Helena, MT – What does Montana's millionaire Congressman know about life for Montanans who work for a living?  Not much.  Congressman Dennis Rehberg doesn't even know the minimum wage!

You can watch a video of Rehberg admitting he doesn't know here.

During his 10 long years in Congress, Rehberg has voted to give himself a pay raise five times.  In fact Rehberg, the 14th wealthiest member of Congress, gets paid $30,000 more per year now than when he first took office.  And while he's been giving himself pay raises, he has voted repeatedly against modest increases in the federal minimum wage.

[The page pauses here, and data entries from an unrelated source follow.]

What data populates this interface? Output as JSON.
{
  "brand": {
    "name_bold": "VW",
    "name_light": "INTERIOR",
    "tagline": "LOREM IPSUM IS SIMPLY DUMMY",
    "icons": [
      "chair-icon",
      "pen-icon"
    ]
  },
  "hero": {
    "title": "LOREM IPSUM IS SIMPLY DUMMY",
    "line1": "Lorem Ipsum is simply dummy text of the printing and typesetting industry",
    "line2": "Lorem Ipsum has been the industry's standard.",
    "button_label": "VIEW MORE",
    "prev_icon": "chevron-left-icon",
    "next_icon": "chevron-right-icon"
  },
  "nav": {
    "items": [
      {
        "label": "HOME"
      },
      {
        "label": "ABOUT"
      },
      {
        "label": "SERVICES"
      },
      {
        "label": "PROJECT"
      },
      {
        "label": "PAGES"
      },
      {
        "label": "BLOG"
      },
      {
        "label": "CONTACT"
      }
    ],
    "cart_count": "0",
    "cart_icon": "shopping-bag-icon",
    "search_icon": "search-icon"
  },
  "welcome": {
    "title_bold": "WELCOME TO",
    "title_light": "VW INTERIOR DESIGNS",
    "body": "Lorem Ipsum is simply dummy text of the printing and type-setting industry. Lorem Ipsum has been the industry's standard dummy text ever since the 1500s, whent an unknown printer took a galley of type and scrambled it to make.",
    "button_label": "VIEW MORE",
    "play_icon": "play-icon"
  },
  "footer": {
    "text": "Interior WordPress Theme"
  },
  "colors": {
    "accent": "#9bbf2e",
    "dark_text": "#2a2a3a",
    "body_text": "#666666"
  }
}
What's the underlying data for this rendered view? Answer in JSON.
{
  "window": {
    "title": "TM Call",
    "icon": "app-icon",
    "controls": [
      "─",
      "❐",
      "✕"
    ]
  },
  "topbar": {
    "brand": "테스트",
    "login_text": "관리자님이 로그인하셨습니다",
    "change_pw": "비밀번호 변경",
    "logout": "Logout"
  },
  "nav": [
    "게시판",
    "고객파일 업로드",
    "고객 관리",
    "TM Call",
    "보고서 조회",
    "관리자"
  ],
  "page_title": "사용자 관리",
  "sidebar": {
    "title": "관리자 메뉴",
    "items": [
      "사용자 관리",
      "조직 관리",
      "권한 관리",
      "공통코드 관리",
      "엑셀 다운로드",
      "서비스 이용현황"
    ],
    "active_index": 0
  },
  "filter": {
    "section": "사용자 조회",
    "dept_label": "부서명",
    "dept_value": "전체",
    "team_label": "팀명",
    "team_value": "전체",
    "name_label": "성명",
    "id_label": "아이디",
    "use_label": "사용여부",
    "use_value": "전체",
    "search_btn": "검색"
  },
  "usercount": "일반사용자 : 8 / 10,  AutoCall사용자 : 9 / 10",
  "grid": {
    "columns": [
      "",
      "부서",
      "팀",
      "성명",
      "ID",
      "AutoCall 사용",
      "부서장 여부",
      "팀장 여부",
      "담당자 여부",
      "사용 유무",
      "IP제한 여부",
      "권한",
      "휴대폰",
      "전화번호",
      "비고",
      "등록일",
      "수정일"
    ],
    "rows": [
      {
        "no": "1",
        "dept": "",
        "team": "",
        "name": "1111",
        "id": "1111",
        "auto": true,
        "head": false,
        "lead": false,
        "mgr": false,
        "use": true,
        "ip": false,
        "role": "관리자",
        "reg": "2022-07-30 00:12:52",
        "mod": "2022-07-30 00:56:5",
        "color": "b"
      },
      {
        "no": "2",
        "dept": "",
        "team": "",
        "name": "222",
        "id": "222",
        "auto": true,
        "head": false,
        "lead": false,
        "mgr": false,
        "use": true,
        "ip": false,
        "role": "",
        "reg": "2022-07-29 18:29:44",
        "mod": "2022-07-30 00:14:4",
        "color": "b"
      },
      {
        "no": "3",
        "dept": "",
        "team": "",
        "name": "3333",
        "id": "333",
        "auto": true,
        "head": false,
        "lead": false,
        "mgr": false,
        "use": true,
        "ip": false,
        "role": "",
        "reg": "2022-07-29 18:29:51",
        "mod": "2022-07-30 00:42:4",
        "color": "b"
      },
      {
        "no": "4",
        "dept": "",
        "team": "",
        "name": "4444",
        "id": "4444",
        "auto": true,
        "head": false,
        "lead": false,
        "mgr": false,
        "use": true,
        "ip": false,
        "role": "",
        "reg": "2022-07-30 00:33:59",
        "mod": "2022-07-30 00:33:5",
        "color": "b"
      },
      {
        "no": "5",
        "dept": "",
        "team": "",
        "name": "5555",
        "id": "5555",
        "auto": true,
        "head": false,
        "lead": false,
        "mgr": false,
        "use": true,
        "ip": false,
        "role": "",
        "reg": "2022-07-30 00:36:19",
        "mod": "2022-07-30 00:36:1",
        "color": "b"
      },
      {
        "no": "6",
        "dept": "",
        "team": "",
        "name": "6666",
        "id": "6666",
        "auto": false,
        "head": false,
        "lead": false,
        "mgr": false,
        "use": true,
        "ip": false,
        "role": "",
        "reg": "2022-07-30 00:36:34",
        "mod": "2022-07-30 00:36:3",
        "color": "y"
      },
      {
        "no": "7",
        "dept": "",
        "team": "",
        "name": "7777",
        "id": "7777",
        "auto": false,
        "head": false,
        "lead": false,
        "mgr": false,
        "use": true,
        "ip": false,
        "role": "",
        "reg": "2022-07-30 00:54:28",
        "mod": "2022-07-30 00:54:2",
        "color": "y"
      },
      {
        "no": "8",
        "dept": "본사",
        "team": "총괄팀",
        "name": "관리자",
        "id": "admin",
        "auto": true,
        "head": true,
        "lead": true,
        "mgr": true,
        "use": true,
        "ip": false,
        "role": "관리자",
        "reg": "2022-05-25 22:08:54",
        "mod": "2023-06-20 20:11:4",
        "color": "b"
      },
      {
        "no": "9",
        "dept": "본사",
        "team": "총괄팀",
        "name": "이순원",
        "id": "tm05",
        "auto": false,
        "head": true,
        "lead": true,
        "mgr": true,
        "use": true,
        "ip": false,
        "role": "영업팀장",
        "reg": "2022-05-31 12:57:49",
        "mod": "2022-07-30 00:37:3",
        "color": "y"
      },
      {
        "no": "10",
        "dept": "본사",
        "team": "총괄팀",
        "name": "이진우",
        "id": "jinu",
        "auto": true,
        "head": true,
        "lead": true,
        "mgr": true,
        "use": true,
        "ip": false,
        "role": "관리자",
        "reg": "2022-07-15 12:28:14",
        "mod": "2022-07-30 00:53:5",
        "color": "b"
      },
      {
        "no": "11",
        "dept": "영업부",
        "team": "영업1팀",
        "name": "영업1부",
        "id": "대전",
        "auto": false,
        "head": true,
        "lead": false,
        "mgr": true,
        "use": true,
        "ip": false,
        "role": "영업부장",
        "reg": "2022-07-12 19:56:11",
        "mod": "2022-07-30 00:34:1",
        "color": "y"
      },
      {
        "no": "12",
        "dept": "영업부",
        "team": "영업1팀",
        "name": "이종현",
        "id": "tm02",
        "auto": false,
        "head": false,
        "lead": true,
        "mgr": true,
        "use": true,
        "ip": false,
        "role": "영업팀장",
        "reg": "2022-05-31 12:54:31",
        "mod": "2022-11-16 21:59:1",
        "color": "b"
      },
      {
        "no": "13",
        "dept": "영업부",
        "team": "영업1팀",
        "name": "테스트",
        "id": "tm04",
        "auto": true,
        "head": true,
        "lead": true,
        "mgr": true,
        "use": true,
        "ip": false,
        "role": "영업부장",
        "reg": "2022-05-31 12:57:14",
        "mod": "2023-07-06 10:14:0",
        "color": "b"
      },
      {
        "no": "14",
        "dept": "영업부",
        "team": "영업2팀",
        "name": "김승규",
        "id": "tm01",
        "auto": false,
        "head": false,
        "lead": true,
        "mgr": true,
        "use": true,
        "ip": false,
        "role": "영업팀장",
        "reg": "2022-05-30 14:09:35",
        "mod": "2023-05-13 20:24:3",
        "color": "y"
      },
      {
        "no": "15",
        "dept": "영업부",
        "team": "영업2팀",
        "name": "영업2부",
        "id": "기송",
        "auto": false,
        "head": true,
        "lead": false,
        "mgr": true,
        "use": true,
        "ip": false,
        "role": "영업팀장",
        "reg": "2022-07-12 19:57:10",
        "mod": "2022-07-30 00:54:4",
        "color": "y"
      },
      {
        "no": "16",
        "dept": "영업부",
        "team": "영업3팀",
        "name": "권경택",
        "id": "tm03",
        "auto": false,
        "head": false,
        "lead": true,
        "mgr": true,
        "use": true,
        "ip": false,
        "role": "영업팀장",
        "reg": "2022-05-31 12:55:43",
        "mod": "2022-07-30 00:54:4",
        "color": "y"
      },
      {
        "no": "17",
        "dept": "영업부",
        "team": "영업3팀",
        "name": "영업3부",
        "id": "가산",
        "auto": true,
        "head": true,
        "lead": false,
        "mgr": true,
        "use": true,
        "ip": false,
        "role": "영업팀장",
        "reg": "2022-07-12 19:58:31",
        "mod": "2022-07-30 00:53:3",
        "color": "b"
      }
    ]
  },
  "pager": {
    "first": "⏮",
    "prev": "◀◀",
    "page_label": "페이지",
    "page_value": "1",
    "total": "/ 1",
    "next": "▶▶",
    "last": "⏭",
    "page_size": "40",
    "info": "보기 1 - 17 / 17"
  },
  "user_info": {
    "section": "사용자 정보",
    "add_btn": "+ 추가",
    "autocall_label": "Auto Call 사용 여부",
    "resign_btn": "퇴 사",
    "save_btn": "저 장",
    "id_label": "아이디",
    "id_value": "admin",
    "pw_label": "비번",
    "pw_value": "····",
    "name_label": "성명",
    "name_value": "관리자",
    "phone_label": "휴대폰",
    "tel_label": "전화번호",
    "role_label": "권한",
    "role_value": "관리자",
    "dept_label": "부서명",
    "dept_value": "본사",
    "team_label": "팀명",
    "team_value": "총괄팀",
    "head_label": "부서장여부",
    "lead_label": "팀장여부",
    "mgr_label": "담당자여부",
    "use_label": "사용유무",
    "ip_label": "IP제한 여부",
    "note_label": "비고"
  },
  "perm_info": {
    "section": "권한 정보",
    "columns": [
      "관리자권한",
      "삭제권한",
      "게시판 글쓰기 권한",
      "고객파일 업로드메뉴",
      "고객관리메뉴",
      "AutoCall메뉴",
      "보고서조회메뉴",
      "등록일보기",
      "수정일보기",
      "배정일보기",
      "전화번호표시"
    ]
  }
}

Thanks to leaders like Senators Jon Tester and Max Baucus, the federal minimum wage is now $7.25 per hour.  In Montana, it's $7.35 per hour.

Montana Democratic Party Executive Director Ted Dick had this to say about Rehberg's stunning lack of knowledge about the minimum wage:

"It's not surprising that Montana's millionaire Congressman doesn't know the minimum wage. Congressman Rehberg opposes minimum wage increases, but he has voted himself a pay raise five times since he got to Congress.  Apparently, Rehberg is more interested in serving himself than serving Montanans who work for a living."

Here is more background on Rehberg’s votes against increasing the minimum wage:

In 2007, Rehberg voted against increasing the minimum wage from by $2.10 an hour to $7.25 an hour.  [CQ House Action Reports, No. 110-3, 3/20/07] The measure passed 218-212. [HR 1591, Vote #186, 3/23/07]. In 2006, Rehberg voted four times against Democratic attempts to offer an increase in the minimum wage.

Yet as Montana's only member of Congress, Rehberg voted to give himself pay raises five times in his time as Montana's only member of Congress:
 
By $3,300 in 2006. (H RES 865, Vote #261, 6/13/06; Congressional Research Service, Salaries for Members of Congress: Congressional Votes). This pay raise was later blocked by the Democratic Congress in 2007.

By $3,100 in 2005.  HR 342, Vote #327, 6/28/05)

By $4,000 in 2004. (H Res 770, Vote #451, 9/14/04)

By $3,400 in 2003.  (H. Res. 351, Vote #463, 9/4/03)
 
By $4,700 in 2002. (H. Res. 488, Vote #322, 7/18/02)